Viewed this way, is simply the last surviving twig on a vast and intricately branching bush, rather than the sole occupant of a summit that has been laboriously climbed and, by extension, somehow earned.
may have originated as early as about 2.8 mya, though the record during this time is tantalizingly fragmentary.
A variety of incomplete or broken fossils from the period between about 2.5 and 2.0 mya have been placed in the category of “early .
In contrast, a majority of paleoanthropologists, wishing to bring the study of hominins into line with that of other mammals, prefer to assign to molecular clocks to calculate how long species had been separated from a common ancestor.
These are thought to belong to the same species as the remarkably complete 1.6-million-year-old skeleton named “Turkana Boy,” found at nearby Nariokotome.
The nature of the association between the two finds is not yet completely evident, as even partial hominin skeletons are almost vanishingly rare as researchers delve deeper into the past to a time before the introduction of burial practices.
The most remarkable aspect of this skull is the broadness and flatness of its face—something previously associated with much more recent hominins—in conjunction with a smaller, ape-sized braincase.

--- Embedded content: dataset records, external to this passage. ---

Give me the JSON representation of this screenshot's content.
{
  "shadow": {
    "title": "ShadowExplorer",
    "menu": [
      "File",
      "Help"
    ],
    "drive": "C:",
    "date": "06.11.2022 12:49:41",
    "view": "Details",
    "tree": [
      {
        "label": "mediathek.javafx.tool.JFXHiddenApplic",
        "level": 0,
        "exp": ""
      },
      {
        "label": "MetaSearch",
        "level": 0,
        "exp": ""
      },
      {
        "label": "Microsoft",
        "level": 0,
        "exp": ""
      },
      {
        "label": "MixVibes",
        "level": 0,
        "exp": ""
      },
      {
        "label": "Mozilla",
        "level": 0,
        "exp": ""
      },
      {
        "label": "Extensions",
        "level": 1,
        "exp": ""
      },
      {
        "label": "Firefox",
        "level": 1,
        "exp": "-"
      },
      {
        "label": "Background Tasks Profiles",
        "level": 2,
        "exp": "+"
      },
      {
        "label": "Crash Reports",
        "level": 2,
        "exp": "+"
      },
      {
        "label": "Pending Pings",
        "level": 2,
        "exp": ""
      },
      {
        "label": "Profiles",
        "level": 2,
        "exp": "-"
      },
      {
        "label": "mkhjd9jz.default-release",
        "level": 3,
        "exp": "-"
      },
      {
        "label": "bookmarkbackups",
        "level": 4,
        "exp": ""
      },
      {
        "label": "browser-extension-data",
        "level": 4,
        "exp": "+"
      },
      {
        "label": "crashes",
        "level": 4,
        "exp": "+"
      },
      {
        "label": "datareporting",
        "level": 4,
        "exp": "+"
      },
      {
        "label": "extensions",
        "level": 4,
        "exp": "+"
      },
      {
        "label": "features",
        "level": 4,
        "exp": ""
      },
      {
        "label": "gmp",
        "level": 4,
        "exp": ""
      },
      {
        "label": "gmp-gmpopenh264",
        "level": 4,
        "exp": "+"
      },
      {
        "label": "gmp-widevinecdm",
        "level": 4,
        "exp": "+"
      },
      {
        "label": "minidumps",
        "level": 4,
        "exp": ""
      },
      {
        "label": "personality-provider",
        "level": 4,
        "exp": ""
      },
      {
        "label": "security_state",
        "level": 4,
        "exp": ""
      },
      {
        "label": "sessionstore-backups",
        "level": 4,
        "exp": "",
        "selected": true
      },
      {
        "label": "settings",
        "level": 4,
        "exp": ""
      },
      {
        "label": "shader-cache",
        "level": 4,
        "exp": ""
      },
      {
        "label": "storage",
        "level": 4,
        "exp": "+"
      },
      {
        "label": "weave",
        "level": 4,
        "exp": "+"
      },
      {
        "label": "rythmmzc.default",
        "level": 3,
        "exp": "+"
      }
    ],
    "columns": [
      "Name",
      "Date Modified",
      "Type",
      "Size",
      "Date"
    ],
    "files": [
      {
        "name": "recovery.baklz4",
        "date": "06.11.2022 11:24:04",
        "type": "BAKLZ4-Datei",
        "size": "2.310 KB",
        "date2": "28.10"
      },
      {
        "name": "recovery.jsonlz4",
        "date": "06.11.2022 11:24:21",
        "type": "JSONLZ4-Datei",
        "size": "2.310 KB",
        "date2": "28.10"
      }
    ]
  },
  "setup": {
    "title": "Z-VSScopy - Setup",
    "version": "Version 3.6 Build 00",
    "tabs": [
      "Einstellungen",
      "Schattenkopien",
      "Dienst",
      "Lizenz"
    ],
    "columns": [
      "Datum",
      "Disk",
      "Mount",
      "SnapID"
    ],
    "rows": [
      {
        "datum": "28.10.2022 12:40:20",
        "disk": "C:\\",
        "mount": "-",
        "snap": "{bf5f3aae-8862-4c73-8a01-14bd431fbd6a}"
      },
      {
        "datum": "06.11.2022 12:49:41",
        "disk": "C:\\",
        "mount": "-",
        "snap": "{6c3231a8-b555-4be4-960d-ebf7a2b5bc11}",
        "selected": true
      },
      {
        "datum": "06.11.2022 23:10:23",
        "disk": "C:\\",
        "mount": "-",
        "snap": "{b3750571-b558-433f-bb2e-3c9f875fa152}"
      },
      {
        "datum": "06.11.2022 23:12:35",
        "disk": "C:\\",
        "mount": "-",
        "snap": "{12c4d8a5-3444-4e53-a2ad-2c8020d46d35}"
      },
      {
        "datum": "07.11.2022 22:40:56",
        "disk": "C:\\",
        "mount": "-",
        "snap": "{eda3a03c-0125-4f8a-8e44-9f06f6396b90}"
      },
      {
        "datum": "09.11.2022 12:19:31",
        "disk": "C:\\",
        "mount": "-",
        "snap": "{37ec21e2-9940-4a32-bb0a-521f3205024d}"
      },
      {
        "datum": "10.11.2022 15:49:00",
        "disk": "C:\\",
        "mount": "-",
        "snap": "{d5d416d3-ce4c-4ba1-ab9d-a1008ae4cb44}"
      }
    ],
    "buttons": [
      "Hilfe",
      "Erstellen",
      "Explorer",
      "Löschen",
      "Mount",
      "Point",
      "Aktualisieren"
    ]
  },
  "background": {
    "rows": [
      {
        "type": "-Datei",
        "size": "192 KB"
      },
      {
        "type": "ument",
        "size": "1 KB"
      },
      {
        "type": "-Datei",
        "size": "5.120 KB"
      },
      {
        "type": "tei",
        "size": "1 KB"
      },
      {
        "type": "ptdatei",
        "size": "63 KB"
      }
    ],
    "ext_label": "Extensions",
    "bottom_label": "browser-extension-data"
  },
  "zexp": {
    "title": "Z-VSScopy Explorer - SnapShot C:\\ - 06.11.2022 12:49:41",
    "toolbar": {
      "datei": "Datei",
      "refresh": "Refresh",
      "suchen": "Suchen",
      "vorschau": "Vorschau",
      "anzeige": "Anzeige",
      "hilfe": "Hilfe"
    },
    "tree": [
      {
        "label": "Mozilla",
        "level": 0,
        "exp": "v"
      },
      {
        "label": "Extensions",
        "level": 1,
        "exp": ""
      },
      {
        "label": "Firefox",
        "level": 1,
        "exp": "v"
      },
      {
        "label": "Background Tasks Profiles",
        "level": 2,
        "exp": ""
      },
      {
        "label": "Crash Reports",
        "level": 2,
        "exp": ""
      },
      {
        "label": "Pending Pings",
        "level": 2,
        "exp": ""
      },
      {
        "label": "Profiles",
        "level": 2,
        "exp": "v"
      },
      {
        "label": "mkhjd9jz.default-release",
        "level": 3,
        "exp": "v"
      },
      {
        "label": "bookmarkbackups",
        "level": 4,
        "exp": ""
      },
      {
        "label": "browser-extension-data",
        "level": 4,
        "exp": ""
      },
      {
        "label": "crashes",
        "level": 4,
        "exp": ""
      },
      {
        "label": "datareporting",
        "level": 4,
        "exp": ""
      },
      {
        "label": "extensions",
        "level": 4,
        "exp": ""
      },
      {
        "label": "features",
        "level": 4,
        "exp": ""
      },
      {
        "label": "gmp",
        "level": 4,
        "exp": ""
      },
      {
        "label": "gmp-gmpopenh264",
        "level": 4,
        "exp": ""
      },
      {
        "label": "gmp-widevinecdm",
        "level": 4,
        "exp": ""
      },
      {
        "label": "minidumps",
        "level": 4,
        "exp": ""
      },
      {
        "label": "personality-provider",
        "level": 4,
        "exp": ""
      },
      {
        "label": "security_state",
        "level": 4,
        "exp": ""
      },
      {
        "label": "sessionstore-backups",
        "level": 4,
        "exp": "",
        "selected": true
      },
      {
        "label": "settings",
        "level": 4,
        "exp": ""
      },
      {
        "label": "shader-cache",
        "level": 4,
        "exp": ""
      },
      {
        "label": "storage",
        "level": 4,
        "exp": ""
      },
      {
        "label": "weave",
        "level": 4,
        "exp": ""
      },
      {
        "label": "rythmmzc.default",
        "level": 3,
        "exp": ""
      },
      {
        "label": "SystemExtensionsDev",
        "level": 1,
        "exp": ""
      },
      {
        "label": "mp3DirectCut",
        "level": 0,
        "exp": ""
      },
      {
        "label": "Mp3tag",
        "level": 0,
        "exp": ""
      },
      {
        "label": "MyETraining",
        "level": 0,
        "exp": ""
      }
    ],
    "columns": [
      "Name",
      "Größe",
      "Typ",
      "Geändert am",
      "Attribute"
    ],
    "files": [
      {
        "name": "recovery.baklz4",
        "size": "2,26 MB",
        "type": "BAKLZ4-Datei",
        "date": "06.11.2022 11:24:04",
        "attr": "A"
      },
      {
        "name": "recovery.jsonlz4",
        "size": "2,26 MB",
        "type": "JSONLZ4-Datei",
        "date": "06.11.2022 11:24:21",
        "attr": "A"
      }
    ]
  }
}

This specimen also has small canine teeth compared with those of apes, thus aligning it with the hominins in an important functional regard.
These fossils, along with the slightly older trails of footprints found at Laetoli, Tanzania, prove that early hominins were upright bipeds when on the ground.